Dataset rows describing interfaces:

::::::::::

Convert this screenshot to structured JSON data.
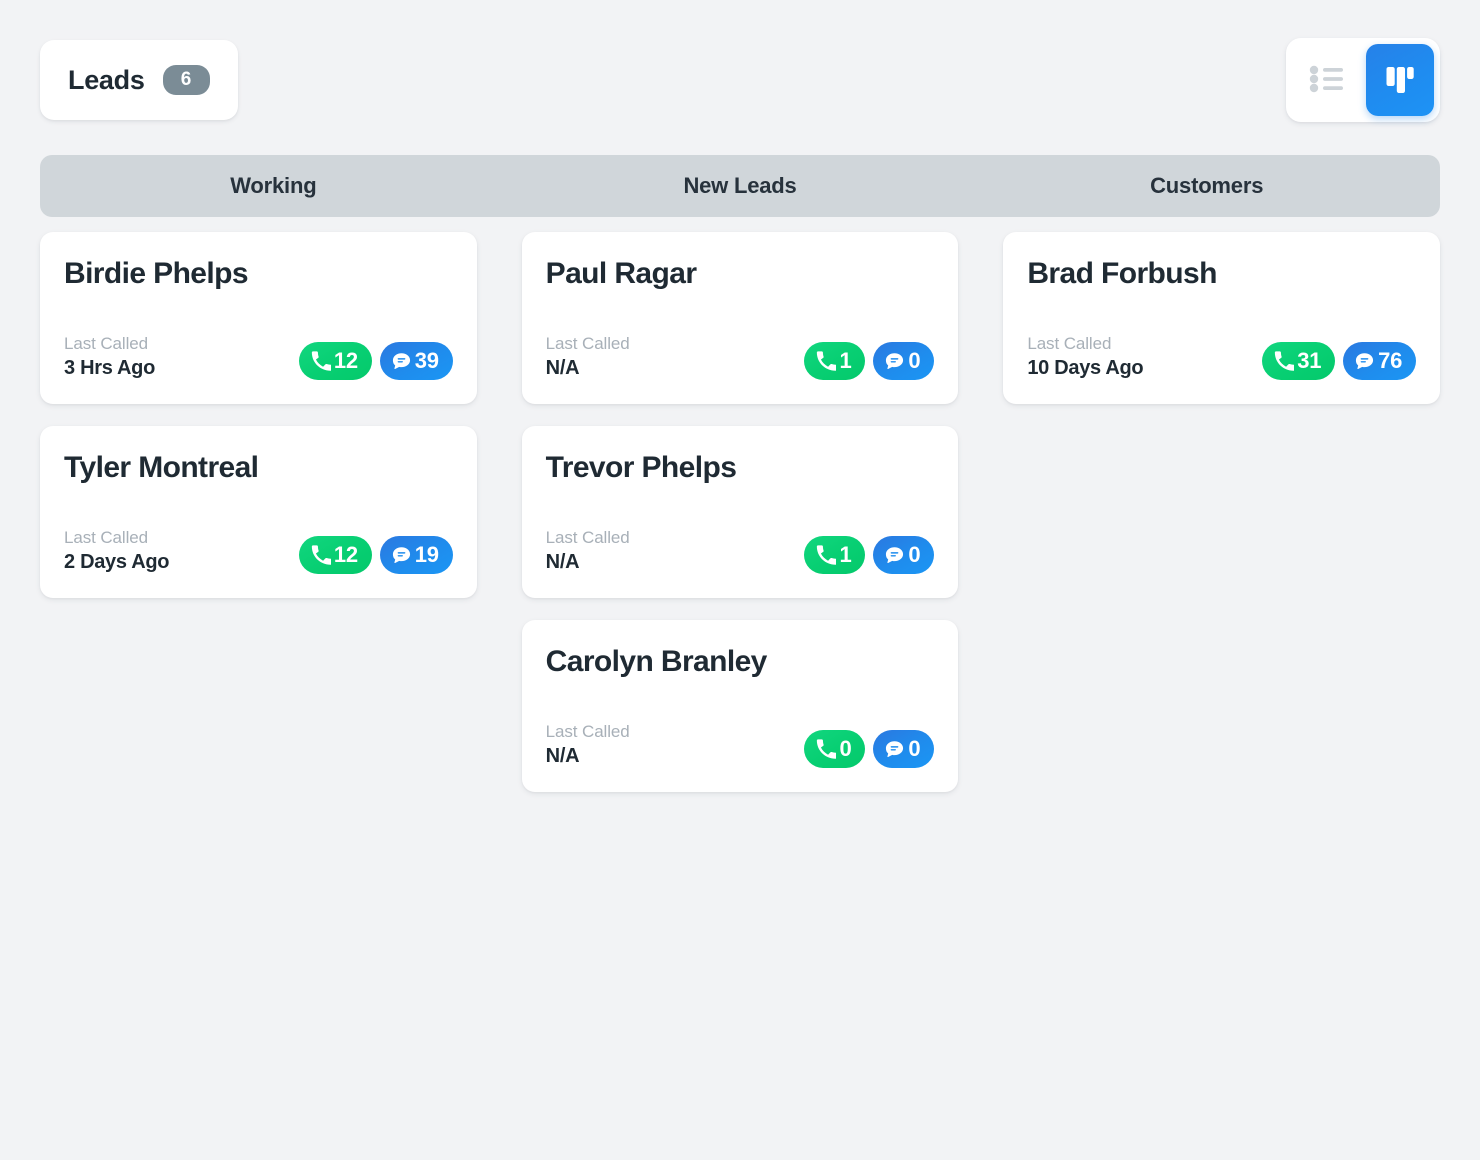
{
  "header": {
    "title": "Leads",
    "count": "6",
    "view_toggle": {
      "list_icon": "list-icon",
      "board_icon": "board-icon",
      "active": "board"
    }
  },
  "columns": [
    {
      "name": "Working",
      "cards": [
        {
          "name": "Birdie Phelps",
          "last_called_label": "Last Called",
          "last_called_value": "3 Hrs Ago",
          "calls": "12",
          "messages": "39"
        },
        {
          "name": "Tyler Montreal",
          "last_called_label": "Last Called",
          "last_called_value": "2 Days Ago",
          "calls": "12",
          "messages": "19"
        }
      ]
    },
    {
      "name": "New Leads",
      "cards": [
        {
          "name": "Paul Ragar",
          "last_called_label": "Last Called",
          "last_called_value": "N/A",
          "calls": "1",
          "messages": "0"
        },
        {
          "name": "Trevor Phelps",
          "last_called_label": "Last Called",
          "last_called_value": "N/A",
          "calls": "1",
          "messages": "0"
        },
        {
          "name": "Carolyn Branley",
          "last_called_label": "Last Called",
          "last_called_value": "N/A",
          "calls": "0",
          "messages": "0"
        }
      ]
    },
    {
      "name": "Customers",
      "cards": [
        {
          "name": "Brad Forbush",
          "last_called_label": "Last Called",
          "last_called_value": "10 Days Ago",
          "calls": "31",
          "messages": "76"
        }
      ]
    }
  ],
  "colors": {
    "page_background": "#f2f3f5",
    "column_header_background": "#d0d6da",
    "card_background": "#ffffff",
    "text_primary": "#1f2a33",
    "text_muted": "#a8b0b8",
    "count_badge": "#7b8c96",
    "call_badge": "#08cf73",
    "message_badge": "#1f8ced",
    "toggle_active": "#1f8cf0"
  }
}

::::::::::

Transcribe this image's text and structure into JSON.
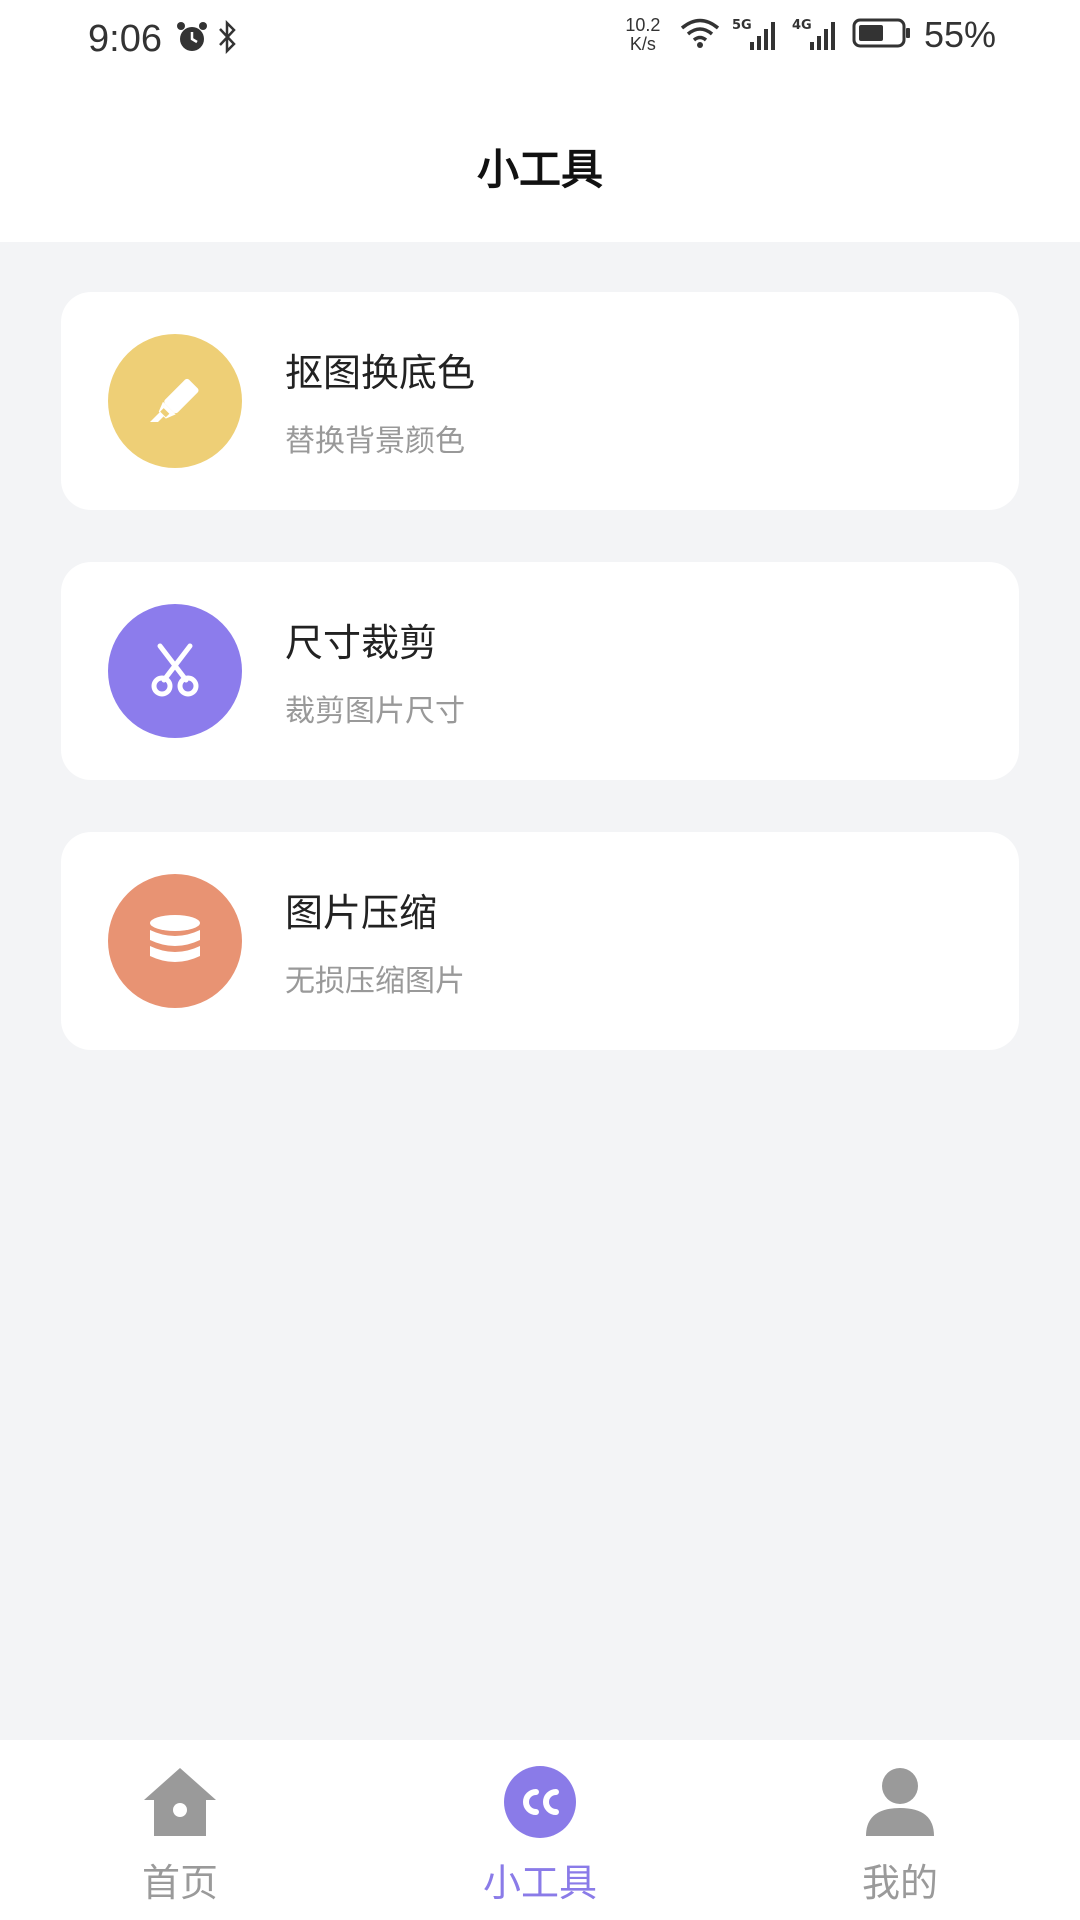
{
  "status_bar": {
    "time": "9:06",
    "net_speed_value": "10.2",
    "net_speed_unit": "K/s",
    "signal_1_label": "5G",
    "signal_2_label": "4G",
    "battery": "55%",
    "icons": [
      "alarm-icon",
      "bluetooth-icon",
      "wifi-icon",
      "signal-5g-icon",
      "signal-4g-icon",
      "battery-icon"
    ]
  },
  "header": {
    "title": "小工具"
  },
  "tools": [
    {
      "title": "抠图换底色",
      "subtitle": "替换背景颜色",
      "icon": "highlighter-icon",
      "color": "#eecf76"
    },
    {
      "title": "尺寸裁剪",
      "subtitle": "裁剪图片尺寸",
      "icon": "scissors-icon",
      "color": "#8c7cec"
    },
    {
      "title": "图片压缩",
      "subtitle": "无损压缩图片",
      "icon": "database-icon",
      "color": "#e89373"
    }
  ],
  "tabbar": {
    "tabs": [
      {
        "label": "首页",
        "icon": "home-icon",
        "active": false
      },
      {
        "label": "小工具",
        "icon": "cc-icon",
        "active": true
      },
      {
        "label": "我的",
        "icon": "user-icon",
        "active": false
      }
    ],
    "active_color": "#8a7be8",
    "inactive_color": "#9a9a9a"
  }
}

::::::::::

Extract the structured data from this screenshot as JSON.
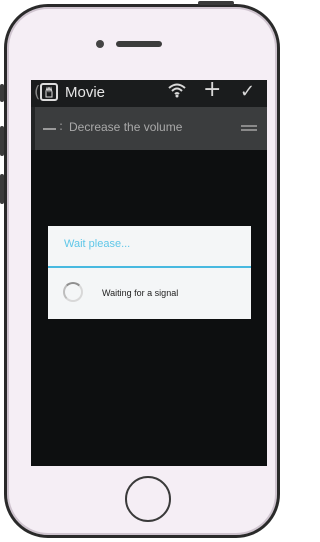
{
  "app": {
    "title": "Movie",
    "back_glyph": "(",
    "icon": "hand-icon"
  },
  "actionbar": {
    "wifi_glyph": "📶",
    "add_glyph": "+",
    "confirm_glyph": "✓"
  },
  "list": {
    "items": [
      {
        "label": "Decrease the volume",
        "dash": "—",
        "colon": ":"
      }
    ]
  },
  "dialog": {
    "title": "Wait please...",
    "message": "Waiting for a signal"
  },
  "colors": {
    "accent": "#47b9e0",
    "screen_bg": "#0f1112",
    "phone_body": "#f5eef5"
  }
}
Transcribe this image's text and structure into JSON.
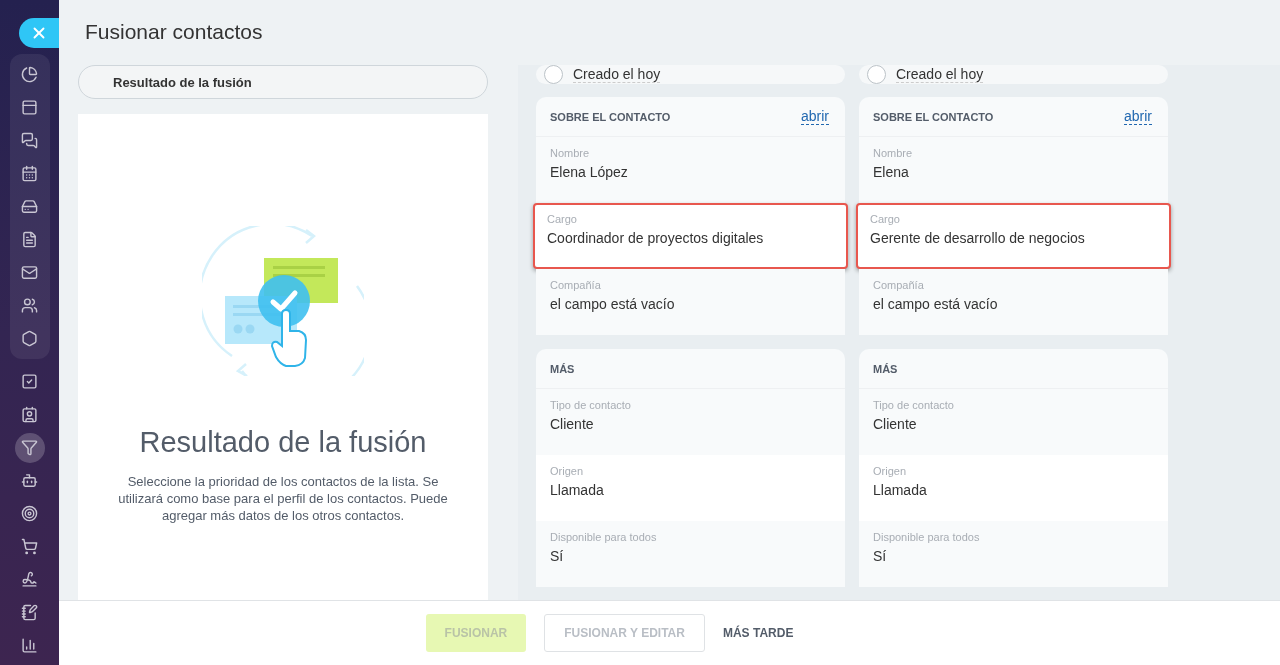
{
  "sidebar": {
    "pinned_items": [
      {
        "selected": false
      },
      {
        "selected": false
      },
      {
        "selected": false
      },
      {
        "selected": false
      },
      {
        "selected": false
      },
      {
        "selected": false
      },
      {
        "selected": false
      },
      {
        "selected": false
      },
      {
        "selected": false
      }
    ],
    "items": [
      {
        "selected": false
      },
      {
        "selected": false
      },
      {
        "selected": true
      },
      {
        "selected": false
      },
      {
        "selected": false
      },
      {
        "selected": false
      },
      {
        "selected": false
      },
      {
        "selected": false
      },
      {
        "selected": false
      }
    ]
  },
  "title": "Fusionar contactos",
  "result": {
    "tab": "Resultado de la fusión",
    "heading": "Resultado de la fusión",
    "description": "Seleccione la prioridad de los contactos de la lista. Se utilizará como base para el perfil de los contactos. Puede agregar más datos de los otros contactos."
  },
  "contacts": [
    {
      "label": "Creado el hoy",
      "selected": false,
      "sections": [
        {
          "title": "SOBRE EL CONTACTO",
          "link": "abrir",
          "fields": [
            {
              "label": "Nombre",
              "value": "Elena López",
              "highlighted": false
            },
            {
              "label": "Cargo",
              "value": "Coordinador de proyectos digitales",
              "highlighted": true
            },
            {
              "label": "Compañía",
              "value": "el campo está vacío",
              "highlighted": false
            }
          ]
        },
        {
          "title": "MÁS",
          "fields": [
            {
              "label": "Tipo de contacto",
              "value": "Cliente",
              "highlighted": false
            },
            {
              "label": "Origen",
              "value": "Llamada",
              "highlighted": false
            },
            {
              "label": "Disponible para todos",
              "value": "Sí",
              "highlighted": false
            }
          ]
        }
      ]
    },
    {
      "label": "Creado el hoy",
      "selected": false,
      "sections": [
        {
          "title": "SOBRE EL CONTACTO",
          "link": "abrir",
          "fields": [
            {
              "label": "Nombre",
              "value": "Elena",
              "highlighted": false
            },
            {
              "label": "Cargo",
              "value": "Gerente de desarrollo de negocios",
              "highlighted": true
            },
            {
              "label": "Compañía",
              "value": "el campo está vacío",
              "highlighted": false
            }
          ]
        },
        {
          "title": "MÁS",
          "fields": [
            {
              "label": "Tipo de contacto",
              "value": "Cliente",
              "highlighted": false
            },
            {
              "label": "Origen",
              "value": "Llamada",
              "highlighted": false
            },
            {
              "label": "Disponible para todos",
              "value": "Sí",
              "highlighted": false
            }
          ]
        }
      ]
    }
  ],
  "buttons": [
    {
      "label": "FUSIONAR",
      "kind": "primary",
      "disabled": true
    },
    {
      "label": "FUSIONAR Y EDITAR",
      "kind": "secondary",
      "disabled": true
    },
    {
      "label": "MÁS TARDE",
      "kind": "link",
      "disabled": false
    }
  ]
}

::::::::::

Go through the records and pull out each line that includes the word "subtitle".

● Solution for this exercise
      "subtitle": "替换背景颜色",
      "subtitle": "裁剪图片尺寸",
      "subtitle": "无损压缩图片",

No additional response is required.